## Exercise brief
The answer must be an exact copy of every entry, with no pictures in it.

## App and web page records
_ _ _ _ _ _ _

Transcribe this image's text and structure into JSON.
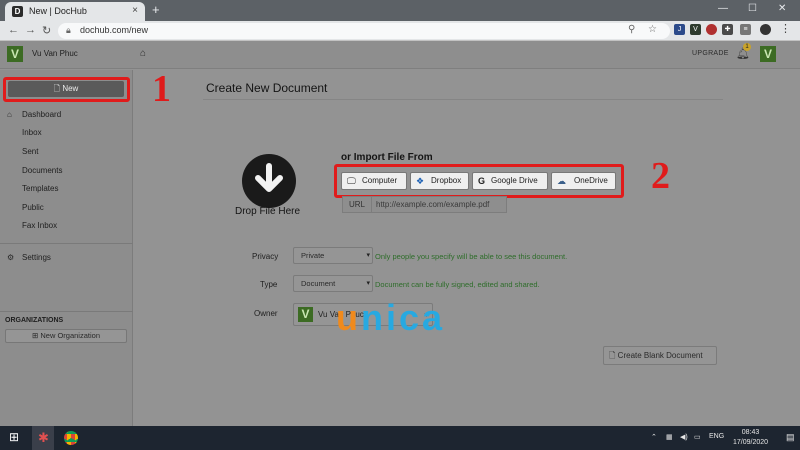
{
  "browser": {
    "tab_title": "New | DocHub",
    "tab_favicon": "D",
    "tab_close": "×",
    "new_tab": "+",
    "win_min": "—",
    "win_max": "☐",
    "win_close": "✕",
    "url": "dochub.com/new"
  },
  "header": {
    "user_name": "Vu Van Phuc",
    "logo_letter": "V",
    "upgrade_label": "UPGRADE",
    "notification_count": "1"
  },
  "sidebar": {
    "new_label": "New",
    "items": [
      {
        "label": "Dashboard"
      },
      {
        "label": "Inbox"
      },
      {
        "label": "Sent"
      },
      {
        "label": "Documents"
      },
      {
        "label": "Templates"
      },
      {
        "label": "Public"
      },
      {
        "label": "Fax Inbox"
      }
    ],
    "settings_label": "Settings",
    "org_title": "ORGANIZATIONS",
    "new_org_label": "New Organization"
  },
  "main": {
    "title": "Create New Document",
    "drop_label": "Drop File Here",
    "import_label": "or Import File From",
    "import_buttons": [
      {
        "label": "Computer",
        "icon": "monitor-icon"
      },
      {
        "label": "Dropbox",
        "icon": "dropbox-icon"
      },
      {
        "label": "Google Drive",
        "icon": "google-icon"
      },
      {
        "label": "OneDrive",
        "icon": "onedrive-icon"
      }
    ],
    "url_label": "URL",
    "url_placeholder": "http://example.com/example.pdf",
    "privacy_label": "Privacy",
    "privacy_value": "Private",
    "privacy_note": "Only people you specify will be able to see this document.",
    "type_label": "Type",
    "type_value": "Document",
    "type_note": "Document can be fully signed, edited and shared.",
    "owner_label": "Owner",
    "owner_value": "Vu Van Phuc",
    "blank_label": "Create Blank Document"
  },
  "annotations": {
    "step1": "1",
    "step2": "2",
    "color": "#e01b1b"
  },
  "watermark": {
    "text": "unica",
    "colors": [
      "#f08a1c",
      "#27a9e1"
    ]
  },
  "taskbar": {
    "lang": "ENG",
    "time": "08:43",
    "date": "17/09/2020"
  }
}
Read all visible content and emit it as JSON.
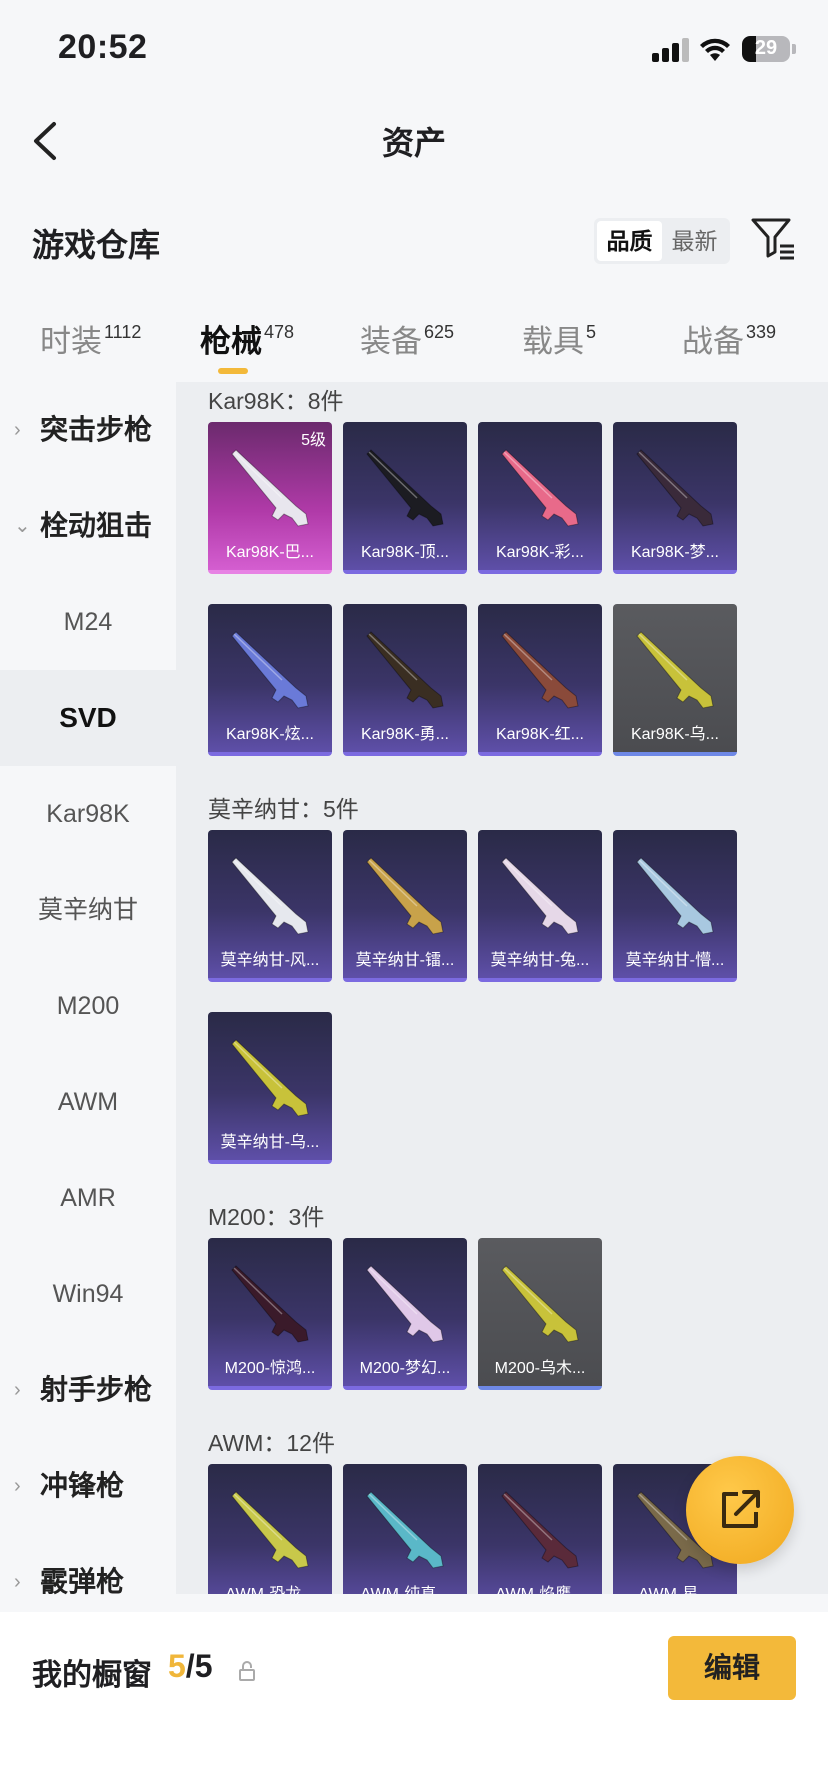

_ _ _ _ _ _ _

## Output below
Transcribe this image's text and structure into JSON.
{
  "browser": {
    "tab_title": "New | DocHub",
    "tab_favicon": "D",
    "tab_close": "×",
    "new_tab": "+",
    "win_min": "—",
    "win_max": "☐",
    "win_close": "✕",
    "url": "dochub.com/new"
  },
  "header": {
    "user_name": "Vu Van Phuc",
    "logo_letter": "V",
    "upgrade_label": "UPGRADE",
    "notification_count": "1"
  },
  "sidebar": {
    "new_label": "New",
    "items": [
      {
        "label": "Dashboard"
      },
      {
        "label": "Inbox"
      },
      {
        "label": "Sent"
      },
      {
        "label": "Documents"
      },
      {
        "label": "Templates"
      },
      {
        "label": "Public"
      },
      {
        "label": "Fax Inbox"
      }
    ],
    "settings_label": "Settings",
    "org_title": "ORGANIZATIONS",
    "new_org_label": "New Organization"
  },
  "main": {
    "title": "Create New Document",
    "drop_label": "Drop File Here",
    "import_label": "or Import File From",
    "import_buttons": [
      {
        "label": "Computer",
        "icon": "monitor-icon"
      },
      {
        "label": "Dropbox",
        "icon": "dropbox-icon"
      },
      {
        "label": "Google Drive",
        "icon": "google-icon"
      },
      {
        "label": "OneDrive",
        "icon": "onedrive-icon"
      }
    ],
    "url_label": "URL",
    "url_placeholder": "http://example.com/example.pdf",
    "privacy_label": "Privacy",
    "privacy_value": "Private",
    "privacy_note": "Only people you specify will be able to see this document.",
    "type_label": "Type",
    "type_value": "Document",
    "type_note": "Document can be fully signed, edited and shared.",
    "owner_label": "Owner",
    "owner_value": "Vu Van Phuc",
    "blank_label": "Create Blank Document"
  },
  "annotations": {
    "step1": "1",
    "step2": "2",
    "color": "#e01b1b"
  },
  "watermark": {
    "text": "unica",
    "colors": [
      "#f08a1c",
      "#27a9e1"
    ]
  },
  "taskbar": {
    "lang": "ENG",
    "time": "08:43",
    "date": "17/09/2020"
  }
}
Read all visible content and emit it as JSON.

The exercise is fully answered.